Strangely, one thing I wasn't worried about at all was the quality of the scone. I had decided that as long as I got a scone, I could cope with it not being excellent. But it was excellent. It was very fresh and fluffy with a good amount of fruit. In a world first, I even went back the following day - and the second scone was excellent as well. Consistency abounds at the Giant's Causeway.

Giant's Causeway scone

With the quest complete, we got back in the car and headed off to nearby Mussenden Temple and Portstewart Strand - both NT properties without scones that I hadn't been to before. I hadn't really given much thought to what would happen at the end of the project. I'd hoped I might get a round of applause from the brilliant people on Twitter that had been following the project - and I did, which was lovely. 

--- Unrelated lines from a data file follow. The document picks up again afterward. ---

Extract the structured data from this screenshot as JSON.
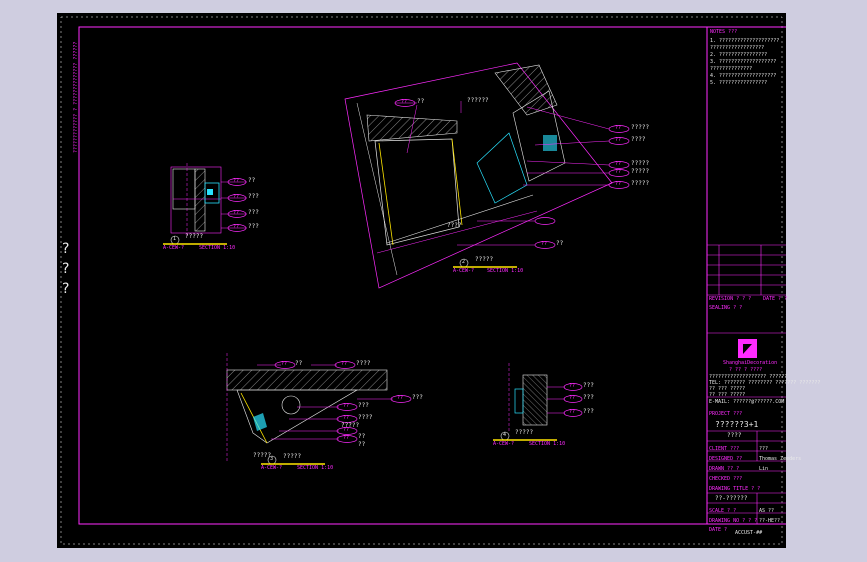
{
  "colors": {
    "background": "#000000",
    "frame": "#ff2bff",
    "text": "#e8e8e8",
    "accent_yellow": "#ffe600",
    "accent_cyan": "#29e3ff",
    "hatch_gray": "#8a8a8a"
  },
  "side_marks": [
    "?",
    "?",
    "?"
  ],
  "vertical_note": "?????????????   ?   ?????????????? ??????",
  "callouts": {
    "d1": [
      {
        "tag": "??",
        "text": "??"
      },
      {
        "tag": "??",
        "text": "???"
      },
      {
        "tag": "??",
        "text": "???"
      },
      {
        "tag": "??",
        "text": "???"
      }
    ],
    "d2": [
      {
        "tag": "??",
        "text": "??"
      },
      {
        "tag": "??",
        "text": "?????"
      },
      {
        "tag": "??",
        "text": "????"
      },
      {
        "tag": "??",
        "text": "?????"
      },
      {
        "tag": "??",
        "text": "?????"
      },
      {
        "tag": "??",
        "text": "?????"
      },
      {
        "tag": "??",
        "text": "??"
      }
    ],
    "d3": [
      {
        "tag": "??",
        "text": "??"
      },
      {
        "tag": "??",
        "text": "????"
      },
      {
        "tag": "??",
        "text": "???"
      },
      {
        "tag": "??",
        "text": "????"
      },
      {
        "tag": "??",
        "text": "??"
      },
      {
        "tag": "??",
        "text": "??"
      },
      {
        "tag": "??",
        "text": "???"
      }
    ],
    "d4": [
      {
        "tag": "??",
        "text": "???"
      },
      {
        "tag": "??",
        "text": "???"
      },
      {
        "tag": "??",
        "text": "???"
      }
    ]
  },
  "labels": {
    "d2_top_note": "??????",
    "d2_mid_note": "????",
    "d3_top_note": "?????",
    "d3_mid_note": "?????"
  },
  "details": [
    {
      "num": "1",
      "tag": "A-CEW-?",
      "title": "?????",
      "section": "SECTION 1:10"
    },
    {
      "num": "2",
      "tag": "A-CEW-?",
      "title": "?????",
      "section": "SECTION 1:10"
    },
    {
      "num": "3",
      "tag": "A-CEW-?",
      "title": "?????",
      "section": "SECTION 1:10"
    },
    {
      "num": "4",
      "tag": "A-CEW-?",
      "title": "?????",
      "section": "SECTION 1:10"
    }
  ],
  "title_block": {
    "notes_header": "NOTES ???",
    "notes": [
      "1. ????????????????????",
      "   ??????????????????",
      "2. ????????????????",
      "3. ???????????????????",
      "   ??????????????",
      "4. ???????????????????",
      "5. ????????????????"
    ],
    "revision_header": "REVISION ? ? ?",
    "revision_right": "DATE ? ?",
    "stamp_header": "SEALING ? ?",
    "company_name": "ShanghaiDecoration",
    "company_sub": "?  ?? ? ????",
    "company_lines": [
      "??????????????????? ??????",
      "TEL: ??????? ???????? ??????? ???????",
      "?? ??? ?????",
      "?? ??? ?????",
      "E-MAIL: ??????@??????.COM"
    ],
    "project_label": "PROJECT ???",
    "project_name": "??????3+1",
    "project_sub": "????",
    "client_label": "CLIENT ???",
    "client_value": "???",
    "designed_label": "DESIGNED ??",
    "designed_value": "Thomas Zeeders",
    "drawn_label": "DRAWN ?? ?",
    "drawn_value": "Lin",
    "checked_label": "CHECKED ???",
    "drawing_title_label": "DRAWING TITLE ? ?",
    "drawing_title": "??-??????",
    "scale_label": "SCALE ? ?",
    "scale_value": "AS ??",
    "drawing_no_label": "DRAWING NO ? ? ?",
    "drawing_no": "??-HE??",
    "date_label": "DATE ?",
    "sheet_code": "ACCUST-##"
  }
}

A nice man from the Press Association had been keeping tabs on my progress in recent months and I did an interview with them that night. I know enough about the Press Association to know that these things often come to nothing, so I was delighted in the morning when they texted me a link to an article that had appeared in the Independent. Then I started to get texts from friends saying they'd seen it on the BBC. And then everything went absolutely crazy: I was invited on Five Live Drive, Radio 4 The World Tonight, and Radio Ulster amongst others. I was also interviewed by the Telegraph. The following day it was everywhere. Over the next week I was on BBC Breakfast, This Morning with Holly and Phil, and the Jeremy Vine show on Radio 2. Even the Washington Post covered it.

The huge amount of media coverage delivered a completely unexpected bonus: it was like Pete came back for a week. Seeing his picture on TV and in the papers felt completely right - he had also put a lot of miles into this project and now here he was at the end getting the attention he deserved. It was so totally unexpected and I literally could not have asked for anything nicer.

Giant's Causeway
Pete at the Giant's Causeway in 2006

So what's next? I'll definitely continue to add to this blog. I might go north of the border and try out some National Trust of Scotland scones. There are also lots of other National Trust properties in England, Wales and Northern Ireland that might not serve scones but deserve a mention. So you haven't heard the last of me.

Finally, I need to say THANK YOU. To all of the Sconepals on social media that have shared photos, encouragement and amusement. To all of the scone fans that I got to meet in person - especially Natalie, Abby, Helen, Corinne, Simon and the marvellous Ole. To the National Trust employees that I got to meet in person along the way (there weren't many as I kept a low profile), especially Jemma, Russell, Sarah, Sarah, Rob, Clive, Karla, Devon. To everyone that has read this blog. Most of all, my thanks go to my brilliant friends and family who have given up days, weekends, even weeks to join me on scone missions - Thelma, Fay, Pam, SJ, Steph, Hilary, John, Sarah, Lara, Kathy, Justin, Olivia, Amy, Lisa, Amalia, John, Justine, Tracey, Tim, my brilliant mum, and, of course, Pete the original Scone Sidekick. Thank you all, from the bottom of my heart.

Giant's Causeway: 5 out of 5
Scones: 5 out of 5
Consistency of scone quality: 5 out of 5


  1. Congratulations! I am new to your quest, and incredibly impressed with the commitment and research that you and Peter put into this. Brava!

  2. Well done! I am a big fan of scones and even though I live in Singapore I try them whenever I come to London to visit my brother's family. Knowing my passion for them, my sister-in-law brought me to try a delicious one in Notting Hill this summer!

  3. Have absolutey loved catching up on your blog what a marvellous idea- I always rate my scones where ever we go on my own scone-ometer and score them out of 10- visited kinver edge & the rock houses yesterday and had a very enjoyable hot cross scone fresh from the oven- scored a 9 from me- hope you carry on with your mission& continue to visit many more NT properties